Beginning and continually adding to life story work for a person with dementia is one of the most tried and trusted ways to support a person to revisit their memories. Life story work can help to trigger conversations and give families and care professionals the ability to connect with the person on their level, empowering the person and enabling them to express themselves.

I view life story work as having two main components – the ‘black and white’ information that relates to a person’s life (names, dates, places and events) and the ‘colour’ information, which is everything else that makes us who we are, our likes and dislikes, favourite things, hobbies, interests and passions.

In my training and mentoring, I break life story work down into a 3-stage approach:

1) Documenting information

2) Creating physical resources or experiences

3) Continually evaluating resources or experiences to ensure that they remain relevant for the person.

Don with his first catch of the dayMany people think that life story work is all about making memory books and boxes, but it’s often more effective when it involves bringing the person’s story to life, like brighterkind's Hungerford Care Home did when they installed a bread maker to remind residents who were struggling with their appetite about the smells of their childhood homes, and Ivybank Care Home did when Don, who’s loved fishing since his youth, revisited his hobby https://www.brighterkind.com/news/wishing-wells/dons-fishing-wishing-well-at-ivybank-house-care-home in a collaboration between Alive Activities https://www.aliveactivities.org/ and brighterkind.

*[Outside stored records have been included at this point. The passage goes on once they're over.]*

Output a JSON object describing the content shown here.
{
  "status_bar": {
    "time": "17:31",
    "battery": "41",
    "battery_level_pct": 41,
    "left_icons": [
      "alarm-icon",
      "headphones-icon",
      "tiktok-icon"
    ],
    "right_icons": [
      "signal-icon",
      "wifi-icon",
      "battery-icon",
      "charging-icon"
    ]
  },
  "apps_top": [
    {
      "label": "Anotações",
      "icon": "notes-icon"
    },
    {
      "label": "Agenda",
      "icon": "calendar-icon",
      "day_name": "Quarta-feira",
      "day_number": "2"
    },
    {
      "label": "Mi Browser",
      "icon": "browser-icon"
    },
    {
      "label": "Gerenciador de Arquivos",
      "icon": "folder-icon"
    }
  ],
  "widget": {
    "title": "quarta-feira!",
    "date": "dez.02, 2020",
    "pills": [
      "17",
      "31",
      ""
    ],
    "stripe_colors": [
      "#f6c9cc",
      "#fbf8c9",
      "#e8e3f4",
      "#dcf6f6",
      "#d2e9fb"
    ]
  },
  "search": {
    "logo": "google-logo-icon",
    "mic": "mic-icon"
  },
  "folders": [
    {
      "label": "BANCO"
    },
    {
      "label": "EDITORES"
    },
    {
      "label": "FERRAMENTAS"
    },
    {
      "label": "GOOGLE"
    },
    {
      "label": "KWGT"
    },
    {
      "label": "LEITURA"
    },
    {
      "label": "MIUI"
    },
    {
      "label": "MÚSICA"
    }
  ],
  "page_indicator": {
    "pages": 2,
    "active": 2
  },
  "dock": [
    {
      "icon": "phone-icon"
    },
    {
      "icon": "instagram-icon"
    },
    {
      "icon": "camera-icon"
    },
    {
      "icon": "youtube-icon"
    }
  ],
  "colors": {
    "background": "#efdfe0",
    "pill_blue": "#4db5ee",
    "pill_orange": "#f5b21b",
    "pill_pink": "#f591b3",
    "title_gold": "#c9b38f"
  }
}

If you are thinking about life story work for the first time, there are numerous resources available to help including those from Dementia UK https://www.dementiauk.org/for-professionals/free-resources/life-story-work/, The Life Story Network https://www.lifestorynetwork.org.uk, The Sporting Memories Foundation https://www.sportingmemoriesnetwork.com and some really useful tips on reminiscence from the Social Care Institute for Excellence https://www.scie.org.uk/dementia/living-with-dementia/keeping-active/reminiscence.asp. For a lovely example of life story work in action, see what one of my clients -MacIntyre - did to support Barry through life story work https://www.macintyrecharity.org/our-expertise/dementia/dementia-resources/life-story-good-practice-case-study-dementia-resources/, and for families of brighterkind residents, consider using the Magic Moments Club App to collate stories, photos and memories that can be used to support your loved one.

Of course, it’s vital to be mindful that for all of the positive memories we would want to revisit, some memories may be painful or upsetting for the person. It is important to be able to support a person with empathy and kindness if or when they revisit such memories, alongside being able to celebrate the joy, humour and love that many other happier memories may trigger.

 

About the author:

Beth Britton is a leading campaigner, consultant, writer and blogger whose father had vascular dementia for 19 years. Beth is also a Skills for Care Endorsed Training Provider. More information on Beth’s website: https://www.bethbritton.com